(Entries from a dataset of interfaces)
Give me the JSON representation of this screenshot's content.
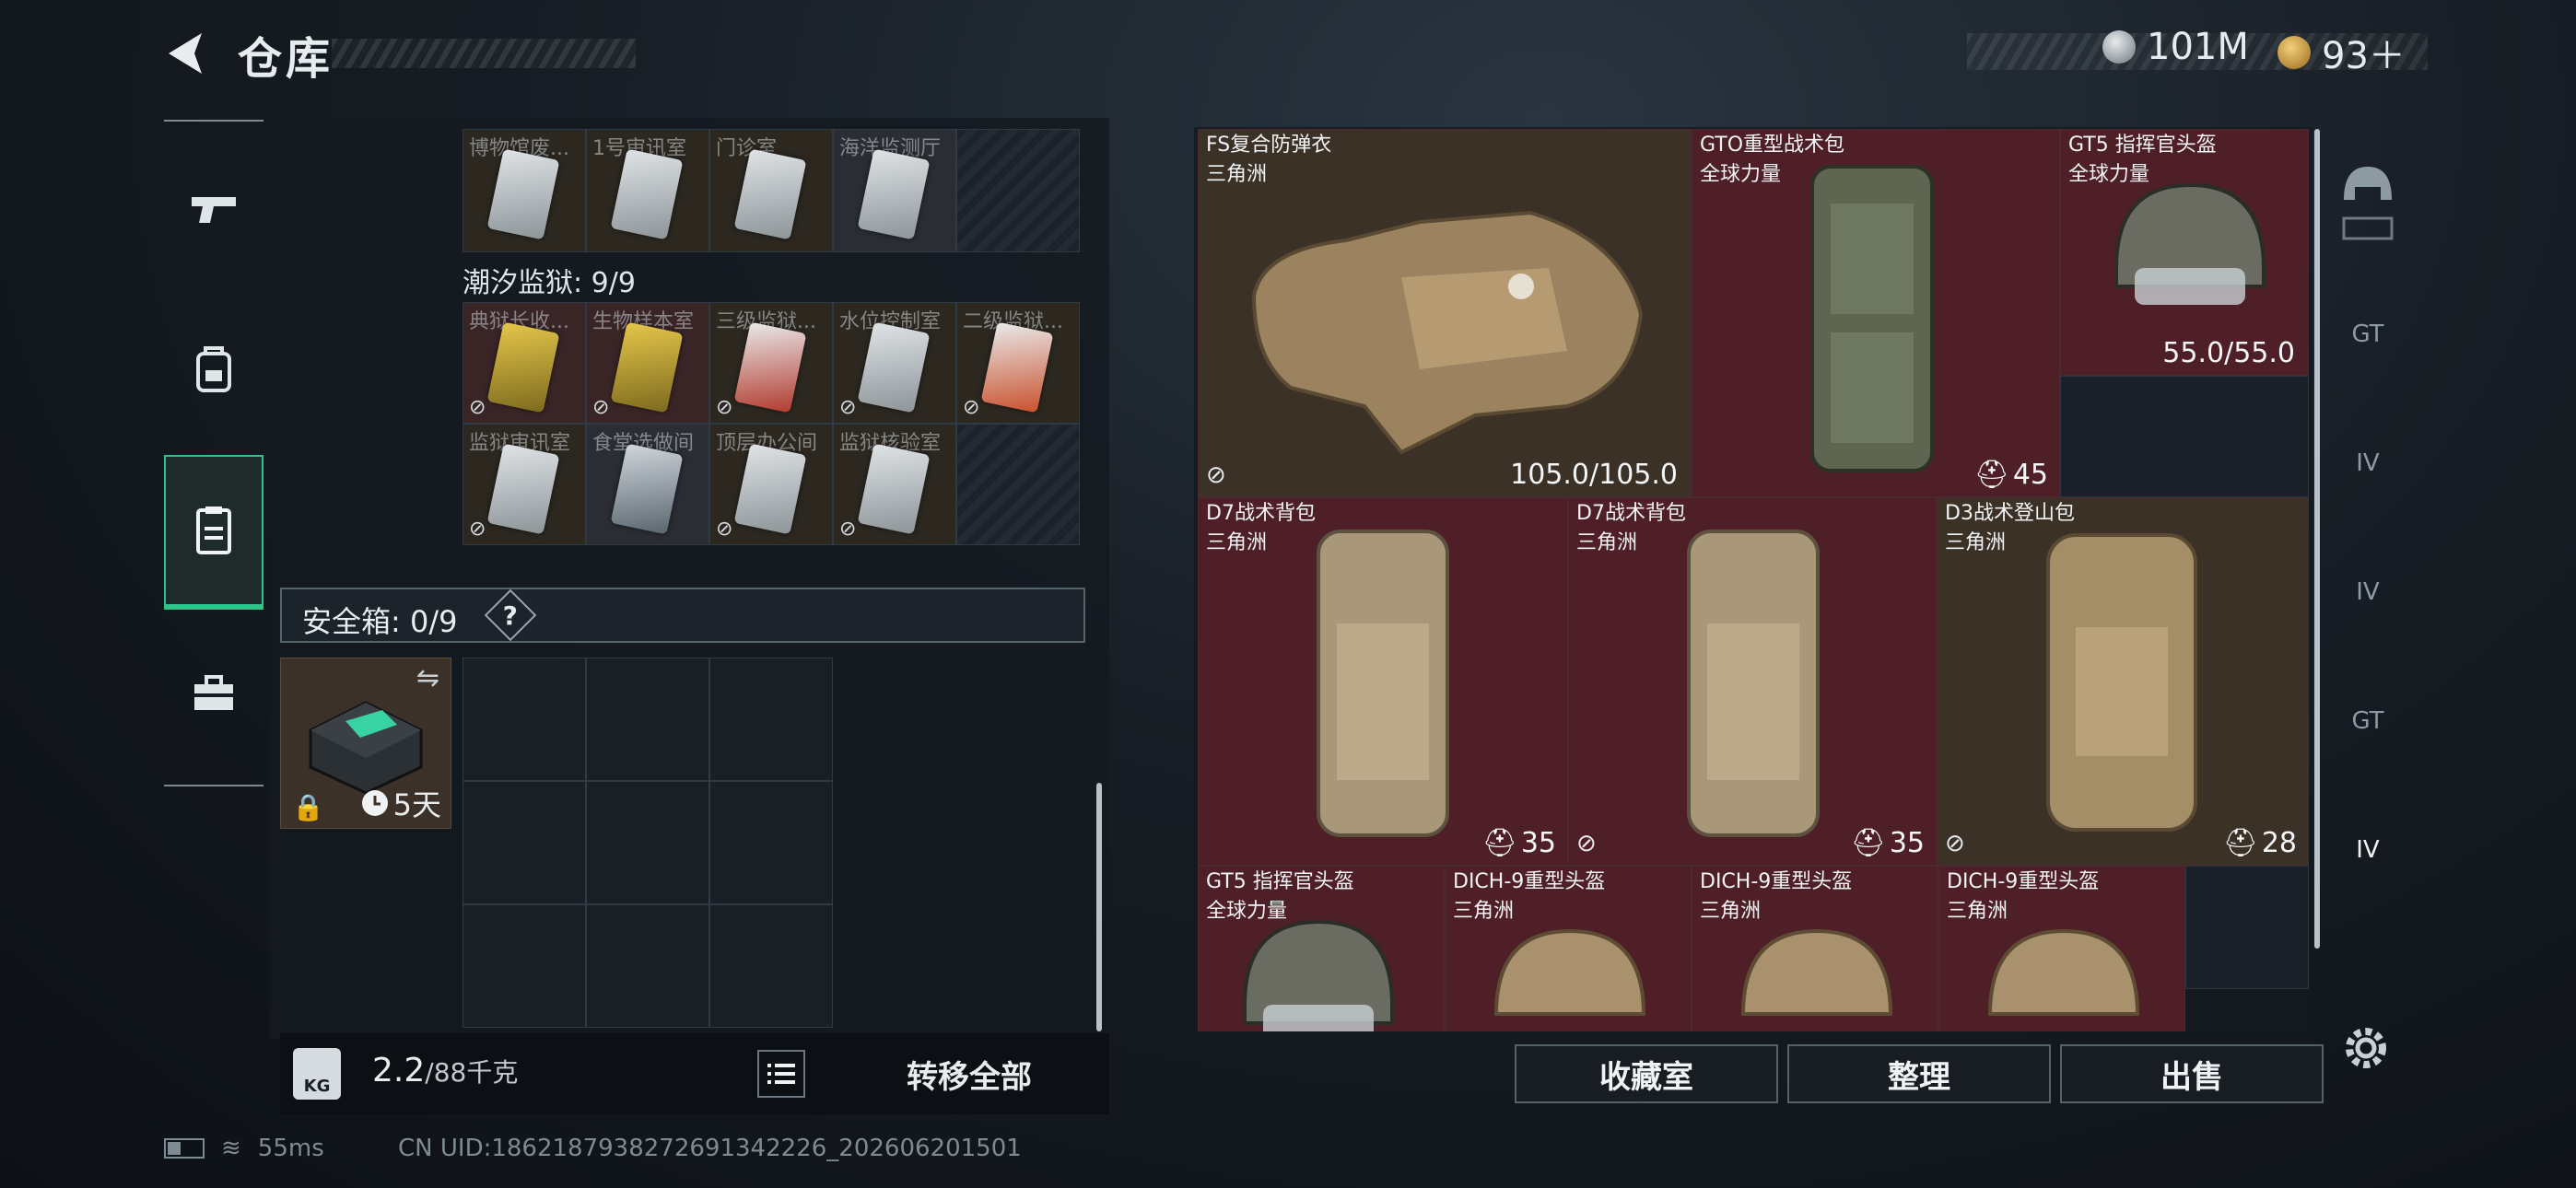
{
  "header": {
    "title": "仓库",
    "currencies": [
      {
        "icon": "silver-coin-icon",
        "value": "101M"
      },
      {
        "icon": "gold-triangle-coin-icon",
        "value": "93＋"
      }
    ]
  },
  "left_nav": [
    "pistol-icon",
    "backpack-icon",
    "clipboard-icon",
    "toolbox-icon"
  ],
  "keycards_top": [
    "博物馆废...",
    "1号审讯室",
    "门诊室",
    "海洋监测厅"
  ],
  "prison_section": {
    "label": "潮汐监狱: 9/9",
    "cards": [
      "典狱长收...",
      "生物样本室",
      "三级监狱...",
      "水位控制室",
      "二级监狱...",
      "监狱审讯室",
      "食堂选做间",
      "顶层办公间",
      "监狱核验室"
    ]
  },
  "safebox": {
    "label": "安全箱: 0/9",
    "help": "?",
    "item_timer": "5天"
  },
  "weight": {
    "current": "2.2",
    "max": "/88千克"
  },
  "transfer_all_label": "转移全部",
  "items": [
    {
      "name": "FS复合防弹衣",
      "source": "三角洲",
      "durability": "105.0/105.0"
    },
    {
      "name": "GTO重型战术包",
      "source": "全球力量",
      "capacity": "45"
    },
    {
      "name": "GT5 指挥官头盔",
      "source": "全球力量",
      "durability": "55.0/55.0"
    },
    {
      "name": "D7战术背包",
      "source": "三角洲",
      "capacity": "35"
    },
    {
      "name": "D7战术背包",
      "source": "三角洲",
      "capacity": "35"
    },
    {
      "name": "D3战术登山包",
      "source": "三角洲",
      "capacity": "28"
    },
    {
      "name": "GT5 指挥官头盔",
      "source": "全球力量"
    },
    {
      "name": "DICH-9重型头盔",
      "source": "三角洲"
    },
    {
      "name": "DICH-9重型头盔",
      "source": "三角洲"
    },
    {
      "name": "DICH-9重型头盔",
      "source": "三角洲"
    }
  ],
  "right_nav": [
    {
      "icon": "helmet-icon",
      "label": ""
    },
    {
      "icon": "armor-icon",
      "label": ""
    },
    {
      "icon": "gt-armor-icon",
      "label": "GT"
    },
    {
      "icon": "iv-medkit-icon",
      "label": "IV"
    },
    {
      "icon": "iv-medkit-plus-icon",
      "label": "IV"
    },
    {
      "icon": "gt-box-icon",
      "label": "GT"
    },
    {
      "icon": "iv-box-icon",
      "label": "IV"
    }
  ],
  "buttons": {
    "collection": "收藏室",
    "organize": "整理",
    "sell": "出售"
  },
  "footer": {
    "ping": "55ms",
    "uid": "CN UID:1862187938272691342226_202606201501"
  },
  "colors": {
    "accent": "#30c48a",
    "item_red": "#4e1f27",
    "item_brown": "#3b3127"
  }
}
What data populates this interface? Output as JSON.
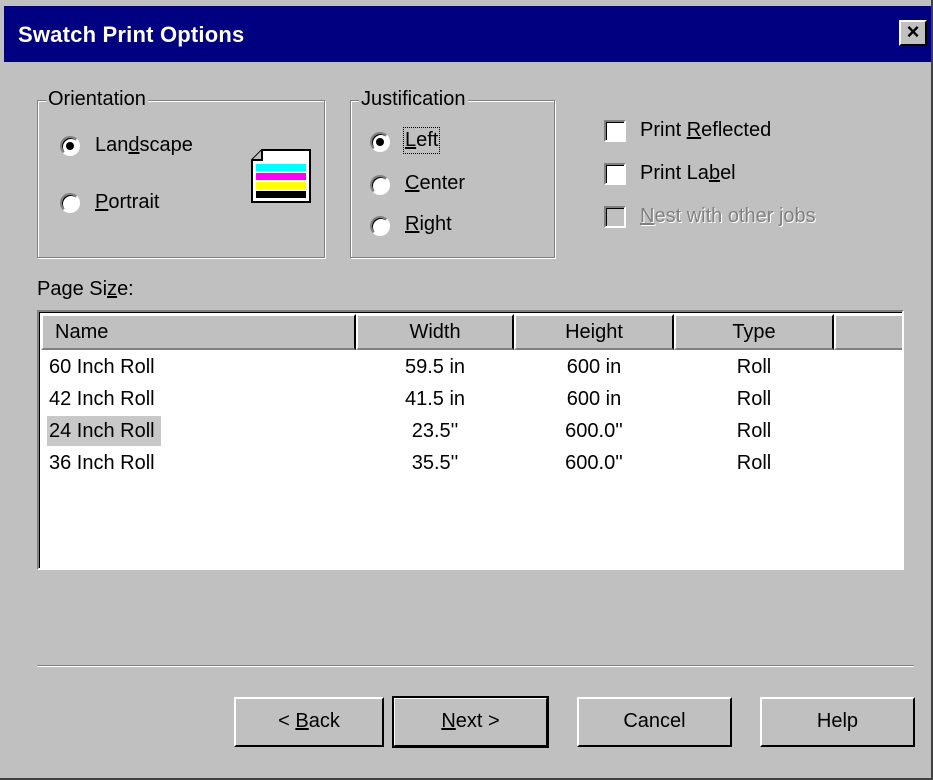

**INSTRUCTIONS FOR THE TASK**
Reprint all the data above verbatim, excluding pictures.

**ANSWER AREA**
Give me the JSON representation of this screenshot's content.
{
  "header": {
    "title": "仓库",
    "currencies": [
      {
        "icon": "silver-coin-icon",
        "value": "101M"
      },
      {
        "icon": "gold-triangle-coin-icon",
        "value": "93＋"
      }
    ]
  },
  "left_nav": [
    "pistol-icon",
    "backpack-icon",
    "clipboard-icon",
    "toolbox-icon"
  ],
  "keycards_top": [
    "博物馆废...",
    "1号审讯室",
    "门诊室",
    "海洋监测厅"
  ],
  "prison_section": {
    "label": "潮汐监狱: 9/9",
    "cards": [
      "典狱长收...",
      "生物样本室",
      "三级监狱...",
      "水位控制室",
      "二级监狱...",
      "监狱审讯室",
      "食堂选做间",
      "顶层办公间",
      "监狱核验室"
    ]
  },
  "safebox": {
    "label": "安全箱: 0/9",
    "help": "?",
    "item_timer": "5天"
  },
  "weight": {
    "current": "2.2",
    "max": "/88千克"
  },
  "transfer_all_label": "转移全部",
  "items": [
    {
      "name": "FS复合防弹衣",
      "source": "三角洲",
      "durability": "105.0/105.0"
    },
    {
      "name": "GTO重型战术包",
      "source": "全球力量",
      "capacity": "45"
    },
    {
      "name": "GT5 指挥官头盔",
      "source": "全球力量",
      "durability": "55.0/55.0"
    },
    {
      "name": "D7战术背包",
      "source": "三角洲",
      "capacity": "35"
    },
    {
      "name": "D7战术背包",
      "source": "三角洲",
      "capacity": "35"
    },
    {
      "name": "D3战术登山包",
      "source": "三角洲",
      "capacity": "28"
    },
    {
      "name": "GT5 指挥官头盔",
      "source": "全球力量"
    },
    {
      "name": "DICH-9重型头盔",
      "source": "三角洲"
    },
    {
      "name": "DICH-9重型头盔",
      "source": "三角洲"
    },
    {
      "name": "DICH-9重型头盔",
      "source": "三角洲"
    }
  ],
  "right_nav": [
    {
      "icon": "helmet-icon",
      "label": ""
    },
    {
      "icon": "armor-icon",
      "label": ""
    },
    {
      "icon": "gt-armor-icon",
      "label": "GT"
    },
    {
      "icon": "iv-medkit-icon",
      "label": "IV"
    },
    {
      "icon": "iv-medkit-plus-icon",
      "label": "IV"
    },
    {
      "icon": "gt-box-icon",
      "label": "GT"
    },
    {
      "icon": "iv-box-icon",
      "label": "IV"
    }
  ],
  "buttons": {
    "collection": "收藏室",
    "organize": "整理",
    "sell": "出售"
  },
  "footer": {
    "ping": "55ms",
    "uid": "CN UID:1862187938272691342226_202606201501"
  },
  "colors": {
    "accent": "#30c48a",
    "item_red": "#4e1f27",
    "item_brown": "#3b3127"
  }
}
What data populates this interface? Output as JSON.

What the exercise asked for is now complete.